The problem: Please write out the records exactly.

[Supplied material — start]

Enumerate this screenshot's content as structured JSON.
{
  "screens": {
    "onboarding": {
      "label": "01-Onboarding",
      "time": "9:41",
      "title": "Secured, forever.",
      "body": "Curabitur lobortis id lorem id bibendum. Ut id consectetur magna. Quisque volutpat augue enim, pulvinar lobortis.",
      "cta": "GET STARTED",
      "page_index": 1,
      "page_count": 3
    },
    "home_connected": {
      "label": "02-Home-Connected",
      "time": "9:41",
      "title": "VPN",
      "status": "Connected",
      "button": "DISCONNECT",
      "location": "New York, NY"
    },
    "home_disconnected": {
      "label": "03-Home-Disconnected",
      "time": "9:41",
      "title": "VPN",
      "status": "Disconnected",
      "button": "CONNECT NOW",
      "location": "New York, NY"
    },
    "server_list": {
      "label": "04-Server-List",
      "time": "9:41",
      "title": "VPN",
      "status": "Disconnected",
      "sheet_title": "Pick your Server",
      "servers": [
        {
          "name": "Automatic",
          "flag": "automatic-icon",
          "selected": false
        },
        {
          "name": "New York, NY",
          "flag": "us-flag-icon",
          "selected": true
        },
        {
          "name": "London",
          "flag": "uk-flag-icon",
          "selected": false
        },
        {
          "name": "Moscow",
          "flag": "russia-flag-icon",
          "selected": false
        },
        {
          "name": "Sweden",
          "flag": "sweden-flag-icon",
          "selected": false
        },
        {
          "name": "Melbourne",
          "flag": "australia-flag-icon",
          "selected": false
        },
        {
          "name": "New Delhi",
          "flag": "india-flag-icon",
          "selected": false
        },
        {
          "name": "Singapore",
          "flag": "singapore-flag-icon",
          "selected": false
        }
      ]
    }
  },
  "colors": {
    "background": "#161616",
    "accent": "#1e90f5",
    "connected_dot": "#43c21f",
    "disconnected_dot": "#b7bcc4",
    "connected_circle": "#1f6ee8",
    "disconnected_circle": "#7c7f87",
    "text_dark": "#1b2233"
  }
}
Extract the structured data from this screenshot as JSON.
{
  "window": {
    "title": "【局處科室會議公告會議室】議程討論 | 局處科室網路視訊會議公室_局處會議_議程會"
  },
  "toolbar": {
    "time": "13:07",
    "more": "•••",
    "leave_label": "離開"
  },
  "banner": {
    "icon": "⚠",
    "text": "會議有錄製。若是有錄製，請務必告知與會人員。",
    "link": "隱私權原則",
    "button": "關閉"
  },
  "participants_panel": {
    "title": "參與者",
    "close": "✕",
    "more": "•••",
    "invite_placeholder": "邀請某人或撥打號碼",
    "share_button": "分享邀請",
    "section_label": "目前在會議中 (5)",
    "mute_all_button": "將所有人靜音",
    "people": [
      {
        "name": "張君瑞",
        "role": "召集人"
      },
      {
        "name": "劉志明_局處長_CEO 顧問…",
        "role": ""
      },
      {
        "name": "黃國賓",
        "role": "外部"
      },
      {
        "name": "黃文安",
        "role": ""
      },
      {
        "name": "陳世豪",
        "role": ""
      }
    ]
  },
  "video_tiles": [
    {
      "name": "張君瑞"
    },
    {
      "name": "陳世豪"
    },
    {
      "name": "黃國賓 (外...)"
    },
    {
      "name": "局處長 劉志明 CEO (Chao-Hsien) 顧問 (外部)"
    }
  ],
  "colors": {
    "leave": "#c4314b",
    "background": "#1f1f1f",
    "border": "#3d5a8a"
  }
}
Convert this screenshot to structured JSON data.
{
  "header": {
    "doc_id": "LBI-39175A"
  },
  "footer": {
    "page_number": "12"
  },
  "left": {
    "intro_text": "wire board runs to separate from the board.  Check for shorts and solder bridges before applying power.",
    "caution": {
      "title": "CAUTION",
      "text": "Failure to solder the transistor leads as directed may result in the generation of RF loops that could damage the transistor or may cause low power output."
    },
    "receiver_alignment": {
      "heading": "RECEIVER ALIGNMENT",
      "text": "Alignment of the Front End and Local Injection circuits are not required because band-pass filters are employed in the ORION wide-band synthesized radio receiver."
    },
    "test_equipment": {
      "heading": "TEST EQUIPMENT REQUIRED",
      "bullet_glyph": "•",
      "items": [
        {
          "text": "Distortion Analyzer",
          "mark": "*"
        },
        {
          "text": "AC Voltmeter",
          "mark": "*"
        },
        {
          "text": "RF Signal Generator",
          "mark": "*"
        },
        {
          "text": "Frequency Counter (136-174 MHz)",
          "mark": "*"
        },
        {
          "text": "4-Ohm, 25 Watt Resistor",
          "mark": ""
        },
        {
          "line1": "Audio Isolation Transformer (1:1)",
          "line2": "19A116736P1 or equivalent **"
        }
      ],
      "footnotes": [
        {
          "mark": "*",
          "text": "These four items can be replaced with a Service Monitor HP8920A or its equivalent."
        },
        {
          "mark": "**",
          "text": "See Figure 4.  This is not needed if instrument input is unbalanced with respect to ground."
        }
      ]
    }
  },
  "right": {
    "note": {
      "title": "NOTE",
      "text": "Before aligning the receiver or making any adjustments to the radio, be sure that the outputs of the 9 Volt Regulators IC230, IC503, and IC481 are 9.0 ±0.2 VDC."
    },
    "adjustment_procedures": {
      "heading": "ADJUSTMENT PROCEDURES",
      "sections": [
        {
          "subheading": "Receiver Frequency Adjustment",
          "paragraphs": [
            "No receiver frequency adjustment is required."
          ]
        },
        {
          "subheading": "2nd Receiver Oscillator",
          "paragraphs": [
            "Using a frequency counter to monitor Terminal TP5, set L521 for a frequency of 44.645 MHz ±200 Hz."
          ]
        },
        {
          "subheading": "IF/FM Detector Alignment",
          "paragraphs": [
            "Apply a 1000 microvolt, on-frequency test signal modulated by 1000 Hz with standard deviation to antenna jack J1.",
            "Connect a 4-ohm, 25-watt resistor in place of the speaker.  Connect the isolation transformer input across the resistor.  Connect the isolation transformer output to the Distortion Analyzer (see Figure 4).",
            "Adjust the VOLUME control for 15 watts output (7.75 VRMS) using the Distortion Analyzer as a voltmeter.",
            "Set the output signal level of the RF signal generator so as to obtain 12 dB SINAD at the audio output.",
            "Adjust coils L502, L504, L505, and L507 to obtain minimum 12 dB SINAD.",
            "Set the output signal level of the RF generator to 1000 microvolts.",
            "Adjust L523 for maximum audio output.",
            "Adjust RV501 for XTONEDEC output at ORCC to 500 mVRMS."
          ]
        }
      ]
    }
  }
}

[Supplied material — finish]

Task result:
Enumerate this screenshot's content as structured JSON.
{
  "screens": {
    "onboarding": {
      "label": "01-Onboarding",
      "time": "9:41",
      "title": "Secured, forever.",
      "body": "Curabitur lobortis id lorem id bibendum. Ut id consectetur magna. Quisque volutpat augue enim, pulvinar lobortis.",
      "cta": "GET STARTED",
      "page_index": 1,
      "page_count": 3
    },
    "home_connected": {
      "label": "02-Home-Connected",
      "time": "9:41",
      "title": "VPN",
      "status": "Connected",
      "button": "DISCONNECT",
      "location": "New York, NY"
    },
    "home_disconnected": {
      "label": "03-Home-Disconnected",
      "time": "9:41",
      "title": "VPN",
      "status": "Disconnected",
      "button": "CONNECT NOW",
      "location": "New York, NY"
    },
    "server_list": {
      "label": "04-Server-List",
      "time": "9:41",
      "title": "VPN",
      "status": "Disconnected",
      "sheet_title": "Pick your Server",
      "servers": [
        {
          "name": "Automatic",
          "flag": "automatic-icon",
          "selected": false
        },
        {
          "name": "New York, NY",
          "flag": "us-flag-icon",
          "selected": true
        },
        {
          "name": "London",
          "flag": "uk-flag-icon",
          "selected": false
        },
        {
          "name": "Moscow",
          "flag": "russia-flag-icon",
          "selected": false
        },
        {
          "name": "Sweden",
          "flag": "sweden-flag-icon",
          "selected": false
        },
        {
          "name": "Melbourne",
          "flag": "australia-flag-icon",
          "selected": false
        },
        {
          "name": "New Delhi",
          "flag": "india-flag-icon",
          "selected": false
        },
        {
          "name": "Singapore",
          "flag": "singapore-flag-icon",
          "selected": false
        }
      ]
    }
  },
  "colors": {
    "background": "#161616",
    "accent": "#1e90f5",
    "connected_dot": "#43c21f",
    "disconnected_dot": "#b7bcc4",
    "connected_circle": "#1f6ee8",
    "disconnected_circle": "#7c7f87",
    "text_dark": "#1b2233"
  }
}
Extract the structured data from this screenshot as JSON.
{
  "window": {
    "title": "【局處科室會議公告會議室】議程討論 | 局處科室網路視訊會議公室_局處會議_議程會"
  },
  "toolbar": {
    "time": "13:07",
    "more": "•••",
    "leave_label": "離開"
  },
  "banner": {
    "icon": "⚠",
    "text": "會議有錄製。若是有錄製，請務必告知與會人員。",
    "link": "隱私權原則",
    "button": "關閉"
  },
  "participants_panel": {
    "title": "參與者",
    "close": "✕",
    "more": "•••",
    "invite_placeholder": "邀請某人或撥打號碼",
    "share_button": "分享邀請",
    "section_label": "目前在會議中 (5)",
    "mute_all_button": "將所有人靜音",
    "people": [
      {
        "name": "張君瑞",
        "role": "召集人"
      },
      {
        "name": "劉志明_局處長_CEO 顧問…",
        "role": ""
      },
      {
        "name": "黃國賓",
        "role": "外部"
      },
      {
        "name": "黃文安",
        "role": ""
      },
      {
        "name": "陳世豪",
        "role": ""
      }
    ]
  },
  "video_tiles": [
    {
      "name": "張君瑞"
    },
    {
      "name": "陳世豪"
    },
    {
      "name": "黃國賓 (外...)"
    },
    {
      "name": "局處長 劉志明 CEO (Chao-Hsien) 顧問 (外部)"
    }
  ],
  "colors": {
    "leave": "#c4314b",
    "background": "#1f1f1f",
    "border": "#3d5a8a"
  }
}
Convert this screenshot to structured JSON data.
{
  "header": {
    "doc_id": "LBI-39175A"
  },
  "footer": {
    "page_number": "12"
  },
  "left": {
    "intro_text": "wire board runs to separate from the board.  Check for shorts and solder bridges before applying power.",
    "caution": {
      "title": "CAUTION",
      "text": "Failure to solder the transistor leads as directed may result in the generation of RF loops that could damage the transistor or may cause low power output."
    },
    "receiver_alignment": {
      "heading": "RECEIVER ALIGNMENT",
      "text": "Alignment of the Front End and Local Injection circuits are not required because band-pass filters are employed in the ORION wide-band synthesized radio receiver."
    },
    "test_equipment": {
      "heading": "TEST EQUIPMENT REQUIRED",
      "bullet_glyph": "•",
      "items": [
        {
          "text": "Distortion Analyzer",
          "mark": "*"
        },
        {
          "text": "AC Voltmeter",
          "mark": "*"
        },
        {
          "text": "RF Signal Generator",
          "mark": "*"
        },
        {
          "text": "Frequency Counter (136-174 MHz)",
          "mark": "*"
        },
        {
          "text": "4-Ohm, 25 Watt Resistor",
          "mark": ""
        },
        {
          "line1": "Audio Isolation Transformer (1:1)",
          "line2": "19A116736P1 or equivalent **"
        }
      ],
      "footnotes": [
        {
          "mark": "*",
          "text": "These four items can be replaced with a Service Monitor HP8920A or its equivalent."
        },
        {
          "mark": "**",
          "text": "See Figure 4.  This is not needed if instrument input is unbalanced with respect to ground."
        }
      ]
    }
  },
  "right": {
    "note": {
      "title": "NOTE",
      "text": "Before aligning the receiver or making any adjustments to the radio, be sure that the outputs of the 9 Volt Regulators IC230, IC503, and IC481 are 9.0 ±0.2 VDC."
    },
    "adjustment_procedures": {
      "heading": "ADJUSTMENT PROCEDURES",
      "sections": [
        {
          "subheading": "Receiver Frequency Adjustment",
          "paragraphs": [
            "No receiver frequency adjustment is required."
          ]
        },
        {
          "subheading": "2nd Receiver Oscillator",
          "paragraphs": [
            "Using a frequency counter to monitor Terminal TP5, set L521 for a frequency of 44.645 MHz ±200 Hz."
          ]
        },
        {
          "subheading": "IF/FM Detector Alignment",
          "paragraphs": [
            "Apply a 1000 microvolt, on-frequency test signal modulated by 1000 Hz with standard deviation to antenna jack J1.",
            "Connect a 4-ohm, 25-watt resistor in place of the speaker.  Connect the isolation transformer input across the resistor.  Connect the isolation transformer output to the Distortion Analyzer (see Figure 4).",
            "Adjust the VOLUME control for 15 watts output (7.75 VRMS) using the Distortion Analyzer as a voltmeter.",
            "Set the output signal level of the RF signal generator so as to obtain 12 dB SINAD at the audio output.",
            "Adjust coils L502, L504, L505, and L507 to obtain minimum 12 dB SINAD.",
            "Set the output signal level of the RF generator to 1000 microvolts.",
            "Adjust L523 for maximum audio output.",
            "Adjust RV501 for XTONEDEC output at ORCC to 500 mVRMS."
          ]
        }
      ]
    }
  }
}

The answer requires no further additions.